Barnaby Joyce tried to bounce back to the top echelon of Australia politics this week – forcing yet another leadership challenge for a party in government, although unlike the prime ministerial churn for which Australia has become notorious over the past decade, Joyce is from the Nationals, the junior party in the ruling coalition, and he was seeking to return as deputy prime minister.

Readers overseas who even know the name Barnaby Joyce might better recognise him from the celebrity pages, rather than the day-to-day coverage of local politics. Australia’s parliament has long featured a self-styled loud man of the bush where the Nationals enjoy a rural base, with a big hat, big opinions, and regularly as not, a big influence. In 2015, as leader of the Nationals and in the job as deputy prime minister as well as agriculture minister, Joyce had an infamous run-in with Hollywood stars Johnny Depp and Amber Heard, threatening to euthanize the then-couple’s dogs, Pistol and Boo, for slipping past quarantine checks after flying to Australia on a private jet. It’d be hard to script a better tabloid saga.

Still, there is plenty of material. Joyce later hit the local headlines with his own troubles. He ran afoul of the constitutional crisis of who could or couldn’t sit in parliament – it turned out Joyce was a Kiwi citizen by birthright, and therefore ineligible for federal office. He won back his seat in 2017, only to then lose the Nationals leadership and deputy PM’s job months later over a relationship with a staff member and allegations of favouritism, an episode that would see ministerial guidelines for conduct changed and introduce the term “bonk ban” to the political lexicon. Australians do love the vernacular.

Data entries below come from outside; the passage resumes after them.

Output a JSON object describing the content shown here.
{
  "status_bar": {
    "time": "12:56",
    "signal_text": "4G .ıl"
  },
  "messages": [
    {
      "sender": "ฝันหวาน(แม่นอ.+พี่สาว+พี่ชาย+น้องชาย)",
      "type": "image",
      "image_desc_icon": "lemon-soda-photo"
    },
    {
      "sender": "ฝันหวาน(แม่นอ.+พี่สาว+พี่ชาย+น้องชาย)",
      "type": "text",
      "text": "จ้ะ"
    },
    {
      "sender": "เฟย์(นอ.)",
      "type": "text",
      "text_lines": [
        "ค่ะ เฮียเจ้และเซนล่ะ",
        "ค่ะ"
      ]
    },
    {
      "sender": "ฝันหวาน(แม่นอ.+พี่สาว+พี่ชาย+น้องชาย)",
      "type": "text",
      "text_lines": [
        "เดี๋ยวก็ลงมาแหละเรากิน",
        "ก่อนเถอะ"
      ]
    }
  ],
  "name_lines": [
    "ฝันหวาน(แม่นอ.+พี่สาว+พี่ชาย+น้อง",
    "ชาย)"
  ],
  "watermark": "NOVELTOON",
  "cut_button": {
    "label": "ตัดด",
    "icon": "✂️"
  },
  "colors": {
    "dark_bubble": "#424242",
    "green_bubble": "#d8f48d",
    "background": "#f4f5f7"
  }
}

Joyce’s comeback might have been quashed for now, but his leadership challenge is a clear reminder of the still friable character of Australian politics.

It was more recent trouble with ministerial guidelines that offered Joyce a chance for a comeback. Nationals senator Bridget McKenzie was eventually pressed to quit her cabinet job on Sunday following weeks of scandal over the allocation of $100 million in community sports grants in the lead-up to the last election, when she was sports minister and the most generous grants found their way to Coalition-targeted seats. Prime Minister Scott Morrison’s handling of the fallout had been called into question, along with a focus on the involvment of his own office in the grants allocation. So with McKenzie gone from the deputy job in the Nationals, Joyce saw a chance to go one better and reclaim the leadership.  

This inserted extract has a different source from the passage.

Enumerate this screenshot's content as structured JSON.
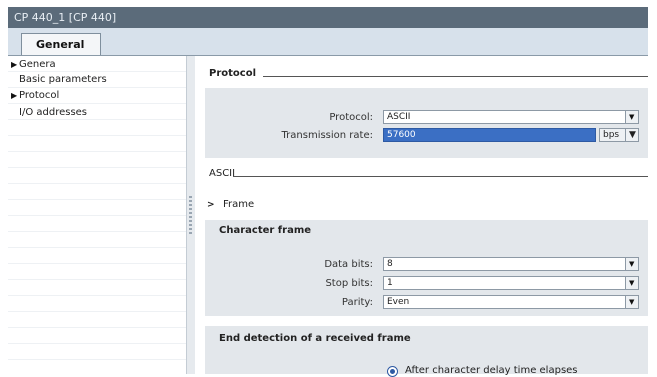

His comeback might have been quashed for now, but his leadership challenge is a clear reminder of the still friable character of Australian politics. The Greens party had its own surprise leadership turnover this week, although by comparison appeared far more sedate. True, the Nationals, unlike the Liberal party ­– the largest party in the Coalition ­– and the Labor opposition, have not changed their governing rules to better protect the leader from the kind of internal putsch that saw Kevin Rudd, Julia Gillard, Tony Abbott, and then Malcolm Turnbull undone. Yet Scott Morrison cannot afford to rest too comfortably.

Scott Morrison has faced a backlash over a perceived lack of leadership during Australia’s long bushfire season (Photo: US Department of Defense)

In an article published this week for the Council on Foreign Relations’ Asia Unbound blog, I’ve written on the cost to Morrison’s leadership after the scorching summer of Australian bushfires. The sharp fall in public perceptions of Morrison as the “can-do” man to be quickly derided as someone seen to pass the buck was made all the more remarkable amid the depth of global attention on the bushfire crisis, and the spoiler role Australia has been seen to play in international negotiations about climate change.

Joyce, who sparked his own summer controversy complaining in a Christmas eve social media video about the role of government while feeding the cows and ranting at the sky, clearly believes he still has plenty to offer. He perhaps came close enough to mount a later strike to become Nationals leader, if the reporting of the secret vote tally is to be believed, and he remains popular with a constituency of the electorate. After everything he’d been though, it all seemed so unlikely not so long ago. And should Joyce return, as veteran observers note, the challenge to Morrison in managing a coalition becomes all the sharper.

Morrison might be safe in the top job by the still new rules, but in politics, leadership never seems to be secure.